#### ENTRIES PROVIDED
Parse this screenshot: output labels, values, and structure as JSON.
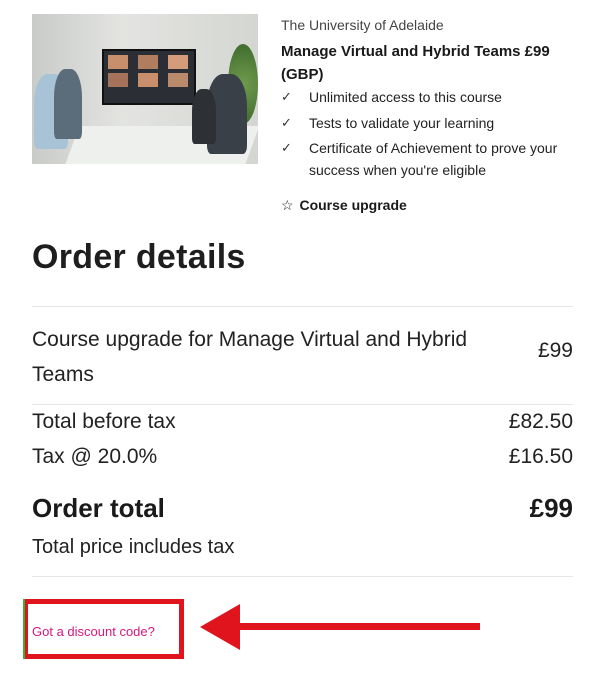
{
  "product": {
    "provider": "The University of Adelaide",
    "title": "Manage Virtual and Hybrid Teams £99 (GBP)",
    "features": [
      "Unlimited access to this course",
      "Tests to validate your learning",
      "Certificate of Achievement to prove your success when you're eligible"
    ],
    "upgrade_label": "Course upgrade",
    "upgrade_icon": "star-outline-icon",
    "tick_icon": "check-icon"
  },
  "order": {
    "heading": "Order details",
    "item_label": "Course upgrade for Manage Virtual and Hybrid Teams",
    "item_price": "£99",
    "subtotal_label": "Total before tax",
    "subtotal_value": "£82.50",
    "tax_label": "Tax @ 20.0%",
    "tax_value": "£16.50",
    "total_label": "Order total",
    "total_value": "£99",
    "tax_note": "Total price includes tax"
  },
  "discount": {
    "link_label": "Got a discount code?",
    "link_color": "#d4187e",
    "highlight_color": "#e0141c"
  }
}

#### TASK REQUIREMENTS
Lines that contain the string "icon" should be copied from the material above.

#### TASK RESPONSE
    "upgrade_icon": "star-outline-icon",
    "tick_icon": "check-icon"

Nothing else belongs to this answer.